PN Review Print and Online Poetry Magazine
Most Read... Rebecca WattsThe Cult of the Noble Amateur
(PN Review 239)
Mark FordLetters And So It Goes
Letters from Young Mr Grace
(aka John Ashbery)

(PN Review 239)
Henry Kingon Toby Martinez de las Rivas
(PN Review 244)
Eavan BolandA Lyric Voice at Bay
(PN Review 121)
Vahni CapildeoOn Judging Prizes, & Reading More than Six Really Good Books
(PN Review 237)
Tim Parksin conversation with Natalia Ginzburg
(PN Review 49)
Next Issue Sharif Elmusa on Mourid Barghouti Lorna Goodison Christmas Poem Brian Morton Now Patricia Craig Val Warner: a reminiscence John McAuliffe Bill Manhire in Conversation
Poems Articles Interviews Reports Reviews Contributors
PNR 250 Poetry Archive Banner
Monthly Carcanet Books
PN Review Blog

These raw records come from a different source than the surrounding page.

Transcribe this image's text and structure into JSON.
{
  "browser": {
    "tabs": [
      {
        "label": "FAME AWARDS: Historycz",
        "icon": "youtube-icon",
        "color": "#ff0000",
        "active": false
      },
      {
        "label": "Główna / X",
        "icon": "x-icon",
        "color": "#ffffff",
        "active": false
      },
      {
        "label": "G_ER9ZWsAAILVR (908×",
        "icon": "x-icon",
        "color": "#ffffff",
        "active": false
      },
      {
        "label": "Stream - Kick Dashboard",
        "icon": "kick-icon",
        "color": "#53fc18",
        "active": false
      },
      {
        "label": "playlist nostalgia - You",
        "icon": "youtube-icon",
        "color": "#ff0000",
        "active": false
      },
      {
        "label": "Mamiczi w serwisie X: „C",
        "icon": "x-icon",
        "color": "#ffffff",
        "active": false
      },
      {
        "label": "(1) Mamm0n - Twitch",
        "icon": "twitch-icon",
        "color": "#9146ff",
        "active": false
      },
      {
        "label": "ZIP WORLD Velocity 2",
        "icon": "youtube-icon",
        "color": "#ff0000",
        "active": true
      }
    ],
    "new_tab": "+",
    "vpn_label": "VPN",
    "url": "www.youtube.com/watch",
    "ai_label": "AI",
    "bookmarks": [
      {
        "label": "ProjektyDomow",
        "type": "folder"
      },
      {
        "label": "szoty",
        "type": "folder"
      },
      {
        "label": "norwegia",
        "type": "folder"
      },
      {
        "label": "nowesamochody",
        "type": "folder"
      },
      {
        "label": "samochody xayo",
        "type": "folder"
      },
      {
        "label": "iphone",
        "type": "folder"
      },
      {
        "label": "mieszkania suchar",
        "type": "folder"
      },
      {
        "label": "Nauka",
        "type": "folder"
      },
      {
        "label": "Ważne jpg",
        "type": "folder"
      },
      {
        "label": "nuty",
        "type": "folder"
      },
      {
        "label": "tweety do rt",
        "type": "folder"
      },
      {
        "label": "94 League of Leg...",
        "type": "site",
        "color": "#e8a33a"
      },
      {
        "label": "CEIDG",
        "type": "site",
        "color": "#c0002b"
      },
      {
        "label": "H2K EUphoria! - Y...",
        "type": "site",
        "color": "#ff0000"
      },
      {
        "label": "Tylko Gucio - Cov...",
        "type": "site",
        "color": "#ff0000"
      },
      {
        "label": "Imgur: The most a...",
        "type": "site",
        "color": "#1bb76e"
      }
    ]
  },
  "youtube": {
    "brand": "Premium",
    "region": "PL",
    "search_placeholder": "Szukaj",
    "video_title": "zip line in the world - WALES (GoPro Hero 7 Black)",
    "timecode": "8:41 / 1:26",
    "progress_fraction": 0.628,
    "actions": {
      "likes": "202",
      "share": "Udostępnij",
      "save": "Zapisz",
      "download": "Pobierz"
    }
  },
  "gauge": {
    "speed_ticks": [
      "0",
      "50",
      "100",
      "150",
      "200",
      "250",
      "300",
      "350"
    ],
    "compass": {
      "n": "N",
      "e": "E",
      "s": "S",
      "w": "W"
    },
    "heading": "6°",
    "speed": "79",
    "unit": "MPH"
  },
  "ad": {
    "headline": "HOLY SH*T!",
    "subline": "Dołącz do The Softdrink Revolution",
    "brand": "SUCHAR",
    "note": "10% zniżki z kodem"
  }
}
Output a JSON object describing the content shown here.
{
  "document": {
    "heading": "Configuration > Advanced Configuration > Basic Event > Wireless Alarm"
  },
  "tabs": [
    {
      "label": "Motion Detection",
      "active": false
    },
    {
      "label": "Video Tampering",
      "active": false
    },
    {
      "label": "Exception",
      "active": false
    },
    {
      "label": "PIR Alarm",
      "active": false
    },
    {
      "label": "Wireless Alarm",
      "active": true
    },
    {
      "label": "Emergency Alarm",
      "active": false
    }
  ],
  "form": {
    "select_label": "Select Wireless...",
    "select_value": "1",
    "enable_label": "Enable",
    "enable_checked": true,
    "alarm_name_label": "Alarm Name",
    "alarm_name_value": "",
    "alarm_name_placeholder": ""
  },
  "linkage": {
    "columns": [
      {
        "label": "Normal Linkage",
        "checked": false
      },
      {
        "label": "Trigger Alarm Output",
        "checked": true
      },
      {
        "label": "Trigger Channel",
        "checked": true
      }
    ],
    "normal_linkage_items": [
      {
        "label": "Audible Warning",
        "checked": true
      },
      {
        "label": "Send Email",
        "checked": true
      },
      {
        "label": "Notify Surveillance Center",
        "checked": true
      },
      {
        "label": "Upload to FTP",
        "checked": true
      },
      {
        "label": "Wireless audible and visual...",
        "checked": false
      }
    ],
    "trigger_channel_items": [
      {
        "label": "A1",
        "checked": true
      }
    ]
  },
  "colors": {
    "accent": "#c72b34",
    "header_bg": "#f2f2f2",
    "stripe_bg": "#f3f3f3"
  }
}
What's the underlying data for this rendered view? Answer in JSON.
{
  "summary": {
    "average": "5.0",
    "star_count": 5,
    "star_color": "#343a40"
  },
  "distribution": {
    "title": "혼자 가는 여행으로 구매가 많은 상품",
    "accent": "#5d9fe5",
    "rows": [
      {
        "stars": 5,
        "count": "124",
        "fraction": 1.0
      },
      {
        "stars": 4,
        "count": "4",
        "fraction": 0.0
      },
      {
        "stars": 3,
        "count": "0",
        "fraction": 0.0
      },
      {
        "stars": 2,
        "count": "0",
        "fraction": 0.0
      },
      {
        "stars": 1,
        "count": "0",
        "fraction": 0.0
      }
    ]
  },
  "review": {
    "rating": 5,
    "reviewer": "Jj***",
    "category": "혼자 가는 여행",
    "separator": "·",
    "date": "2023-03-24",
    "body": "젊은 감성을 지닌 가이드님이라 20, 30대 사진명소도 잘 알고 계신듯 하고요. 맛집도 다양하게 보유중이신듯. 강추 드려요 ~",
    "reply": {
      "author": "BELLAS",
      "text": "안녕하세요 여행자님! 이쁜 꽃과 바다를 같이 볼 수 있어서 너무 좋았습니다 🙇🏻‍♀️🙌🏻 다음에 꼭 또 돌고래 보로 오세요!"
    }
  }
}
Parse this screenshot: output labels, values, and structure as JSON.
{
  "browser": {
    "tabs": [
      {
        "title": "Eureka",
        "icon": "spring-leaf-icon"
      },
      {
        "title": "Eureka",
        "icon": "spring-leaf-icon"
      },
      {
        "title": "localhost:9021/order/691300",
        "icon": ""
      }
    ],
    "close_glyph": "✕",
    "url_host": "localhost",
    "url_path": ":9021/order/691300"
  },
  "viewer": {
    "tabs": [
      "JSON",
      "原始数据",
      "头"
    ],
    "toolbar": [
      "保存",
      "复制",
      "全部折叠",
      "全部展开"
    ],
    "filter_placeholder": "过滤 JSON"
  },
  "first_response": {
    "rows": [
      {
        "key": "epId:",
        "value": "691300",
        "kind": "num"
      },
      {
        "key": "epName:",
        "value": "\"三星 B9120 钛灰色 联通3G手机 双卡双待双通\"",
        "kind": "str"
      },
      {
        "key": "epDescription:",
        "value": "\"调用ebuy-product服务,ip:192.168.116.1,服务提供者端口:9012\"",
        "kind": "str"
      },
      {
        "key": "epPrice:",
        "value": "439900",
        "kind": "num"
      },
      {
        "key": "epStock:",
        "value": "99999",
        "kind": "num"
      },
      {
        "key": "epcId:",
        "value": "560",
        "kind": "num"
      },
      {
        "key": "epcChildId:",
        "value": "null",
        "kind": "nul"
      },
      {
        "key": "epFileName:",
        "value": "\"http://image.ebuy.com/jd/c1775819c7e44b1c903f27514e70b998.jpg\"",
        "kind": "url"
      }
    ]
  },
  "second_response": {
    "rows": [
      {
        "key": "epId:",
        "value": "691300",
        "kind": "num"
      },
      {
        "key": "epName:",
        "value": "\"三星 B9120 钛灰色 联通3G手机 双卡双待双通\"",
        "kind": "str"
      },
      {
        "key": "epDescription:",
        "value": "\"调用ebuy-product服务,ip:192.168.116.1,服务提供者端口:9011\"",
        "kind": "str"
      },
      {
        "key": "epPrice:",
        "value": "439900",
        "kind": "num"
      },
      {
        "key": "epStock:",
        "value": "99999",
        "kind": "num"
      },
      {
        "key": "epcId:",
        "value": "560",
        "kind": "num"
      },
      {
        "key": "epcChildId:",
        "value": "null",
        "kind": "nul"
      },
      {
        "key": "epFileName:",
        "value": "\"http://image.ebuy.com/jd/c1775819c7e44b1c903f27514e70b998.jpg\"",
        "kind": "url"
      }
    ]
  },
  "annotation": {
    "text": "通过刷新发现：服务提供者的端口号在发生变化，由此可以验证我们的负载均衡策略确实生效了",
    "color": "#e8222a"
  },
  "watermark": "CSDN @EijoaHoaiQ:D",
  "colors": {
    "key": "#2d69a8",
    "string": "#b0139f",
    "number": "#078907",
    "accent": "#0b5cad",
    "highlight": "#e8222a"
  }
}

This article is taken from PN Review 61, Volume 14 Number 5, May - June 1988.

Socialism and Realism Peter Hazeldine

Of the many literary movements launched during the twentieth century, few have been more derided than socialist realism. Vulgar and simplistic, dull, unimaginative, a credo for toadies and lickspittles, an attempt to justify tyranny - as though art had never before been used for such a purpose: the standard judgement is familiar enough, but one-sided. Socialist realism lacked precision as an aesthetic and its innocence invited misuse, but for all its obvious deficiencies it did at least address itself to important problems. In intention it was a pious doctrine that sought to rescue art from the more solipsistic features of modernism and to restore writers to their traditional role as spokesmen and -women for a nation's consciousness by employing populist narrative techniques. It did not, as is sometimes alleged, seek to diminish the status of art by making it into an instrument of political reform. What better evidence could there be that art was not to be thought of as a luxury than by asking it to play a part in the development of history? Nor was it a crude reaction against modernism; on the contrary, its self-conscious response to the past placed it firmly in the modernist tradition.

Socialist realism was an attempt at an epic style, and epics are not only about the heroic actions of exceptional individuals; they are also about the group to which the hero belongs and of which he is the exemplar. Epics are public utterances, at their most self-assured when ...


Searching, please wait... animated waiting image